BEGIN Dataset content

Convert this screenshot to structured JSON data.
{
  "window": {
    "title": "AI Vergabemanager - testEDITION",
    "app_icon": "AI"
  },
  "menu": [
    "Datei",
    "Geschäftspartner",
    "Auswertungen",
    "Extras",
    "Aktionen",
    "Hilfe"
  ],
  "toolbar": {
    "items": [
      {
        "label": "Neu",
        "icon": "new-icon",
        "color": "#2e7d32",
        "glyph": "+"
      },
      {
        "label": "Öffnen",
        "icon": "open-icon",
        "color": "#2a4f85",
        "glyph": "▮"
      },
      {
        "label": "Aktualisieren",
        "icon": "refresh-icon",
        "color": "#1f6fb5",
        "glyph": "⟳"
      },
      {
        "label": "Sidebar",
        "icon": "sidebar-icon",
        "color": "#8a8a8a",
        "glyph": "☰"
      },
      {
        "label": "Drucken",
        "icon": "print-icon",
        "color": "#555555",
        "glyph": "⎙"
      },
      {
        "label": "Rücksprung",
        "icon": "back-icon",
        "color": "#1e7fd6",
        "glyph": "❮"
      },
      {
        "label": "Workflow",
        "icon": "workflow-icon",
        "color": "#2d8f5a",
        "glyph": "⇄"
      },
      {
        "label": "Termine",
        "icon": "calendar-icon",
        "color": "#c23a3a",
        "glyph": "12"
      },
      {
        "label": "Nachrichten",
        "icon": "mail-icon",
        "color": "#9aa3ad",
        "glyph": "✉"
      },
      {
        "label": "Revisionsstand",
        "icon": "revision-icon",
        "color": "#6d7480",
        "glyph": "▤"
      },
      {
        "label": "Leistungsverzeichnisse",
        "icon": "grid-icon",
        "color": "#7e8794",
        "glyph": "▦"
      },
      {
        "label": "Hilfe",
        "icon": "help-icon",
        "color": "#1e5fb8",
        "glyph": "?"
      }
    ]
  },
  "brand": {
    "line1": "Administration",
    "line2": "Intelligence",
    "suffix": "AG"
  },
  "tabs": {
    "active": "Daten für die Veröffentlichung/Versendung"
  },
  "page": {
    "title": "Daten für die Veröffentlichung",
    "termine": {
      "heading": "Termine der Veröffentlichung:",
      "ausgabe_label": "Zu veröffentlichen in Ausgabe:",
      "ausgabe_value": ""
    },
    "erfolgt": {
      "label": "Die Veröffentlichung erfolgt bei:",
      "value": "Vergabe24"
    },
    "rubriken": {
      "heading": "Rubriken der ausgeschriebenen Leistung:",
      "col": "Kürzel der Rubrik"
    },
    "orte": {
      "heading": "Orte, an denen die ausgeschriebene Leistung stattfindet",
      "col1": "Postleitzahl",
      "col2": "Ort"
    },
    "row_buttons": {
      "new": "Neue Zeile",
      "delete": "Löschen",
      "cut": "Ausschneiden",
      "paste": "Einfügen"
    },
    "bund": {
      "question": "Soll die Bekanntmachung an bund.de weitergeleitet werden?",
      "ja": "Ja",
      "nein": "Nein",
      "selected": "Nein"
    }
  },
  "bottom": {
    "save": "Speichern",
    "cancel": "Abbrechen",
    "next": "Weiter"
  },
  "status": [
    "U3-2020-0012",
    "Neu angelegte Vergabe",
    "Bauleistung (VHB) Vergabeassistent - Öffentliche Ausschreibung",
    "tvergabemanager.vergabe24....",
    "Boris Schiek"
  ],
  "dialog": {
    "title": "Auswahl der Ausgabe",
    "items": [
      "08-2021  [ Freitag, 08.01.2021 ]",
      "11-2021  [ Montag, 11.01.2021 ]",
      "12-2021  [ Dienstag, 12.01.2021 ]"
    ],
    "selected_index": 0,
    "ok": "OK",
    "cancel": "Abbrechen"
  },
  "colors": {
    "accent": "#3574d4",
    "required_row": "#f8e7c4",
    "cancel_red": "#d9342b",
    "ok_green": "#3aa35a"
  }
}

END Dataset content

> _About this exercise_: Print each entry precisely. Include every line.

> _Solution below_:
Convert this screenshot to structured JSON data.
{
  "window": {
    "title": "AI Vergabemanager - testEDITION",
    "app_icon": "AI"
  },
  "menu": [
    "Datei",
    "Geschäftspartner",
    "Auswertungen",
    "Extras",
    "Aktionen",
    "Hilfe"
  ],
  "toolbar": {
    "items": [
      {
        "label": "Neu",
        "icon": "new-icon",
        "color": "#2e7d32",
        "glyph": "+"
      },
      {
        "label": "Öffnen",
        "icon": "open-icon",
        "color": "#2a4f85",
        "glyph": "▮"
      },
      {
        "label": "Aktualisieren",
        "icon": "refresh-icon",
        "color": "#1f6fb5",
        "glyph": "⟳"
      },
      {
        "label": "Sidebar",
        "icon": "sidebar-icon",
        "color": "#8a8a8a",
        "glyph": "☰"
      },
      {
        "label": "Drucken",
        "icon": "print-icon",
        "color": "#555555",
        "glyph": "⎙"
      },
      {
        "label": "Rücksprung",
        "icon": "back-icon",
        "color": "#1e7fd6",
        "glyph": "❮"
      },
      {
        "label": "Workflow",
        "icon": "workflow-icon",
        "color": "#2d8f5a",
        "glyph": "⇄"
      },
      {
        "label": "Termine",
        "icon": "calendar-icon",
        "color": "#c23a3a",
        "glyph": "12"
      },
      {
        "label": "Nachrichten",
        "icon": "mail-icon",
        "color": "#9aa3ad",
        "glyph": "✉"
      },
      {
        "label": "Revisionsstand",
        "icon": "revision-icon",
        "color": "#6d7480",
        "glyph": "▤"
      },
      {
        "label": "Leistungsverzeichnisse",
        "icon": "grid-icon",
        "color": "#7e8794",
        "glyph": "▦"
      },
      {
        "label": "Hilfe",
        "icon": "help-icon",
        "color": "#1e5fb8",
        "glyph": "?"
      }
    ]
  },
  "brand": {
    "line1": "Administration",
    "line2": "Intelligence",
    "suffix": "AG"
  },
  "tabs": {
    "active": "Daten für die Veröffentlichung/Versendung"
  },
  "page": {
    "title": "Daten für die Veröffentlichung",
    "termine": {
      "heading": "Termine der Veröffentlichung:",
      "ausgabe_label": "Zu veröffentlichen in Ausgabe:",
      "ausgabe_value": ""
    },
    "erfolgt": {
      "label": "Die Veröffentlichung erfolgt bei:",
      "value": "Vergabe24"
    },
    "rubriken": {
      "heading": "Rubriken der ausgeschriebenen Leistung:",
      "col": "Kürzel der Rubrik"
    },
    "orte": {
      "heading": "Orte, an denen die ausgeschriebene Leistung stattfindet",
      "col1": "Postleitzahl",
      "col2": "Ort"
    },
    "row_buttons": {
      "new": "Neue Zeile",
      "delete": "Löschen",
      "cut": "Ausschneiden",
      "paste": "Einfügen"
    },
    "bund": {
      "question": "Soll die Bekanntmachung an bund.de weitergeleitet werden?",
      "ja": "Ja",
      "nein": "Nein",
      "selected": "Nein"
    }
  },
  "bottom": {
    "save": "Speichern",
    "cancel": "Abbrechen",
    "next": "Weiter"
  },
  "status": [
    "U3-2020-0012",
    "Neu angelegte Vergabe",
    "Bauleistung (VHB) Vergabeassistent - Öffentliche Ausschreibung",
    "tvergabemanager.vergabe24....",
    "Boris Schiek"
  ],
  "dialog": {
    "title": "Auswahl der Ausgabe",
    "items": [
      "08-2021  [ Freitag, 08.01.2021 ]",
      "11-2021  [ Montag, 11.01.2021 ]",
      "12-2021  [ Dienstag, 12.01.2021 ]"
    ],
    "selected_index": 0,
    "ok": "OK",
    "cancel": "Abbrechen"
  },
  "colors": {
    "accent": "#3574d4",
    "required_row": "#f8e7c4",
    "cancel_red": "#d9342b",
    "ok_green": "#3aa35a"
  }
}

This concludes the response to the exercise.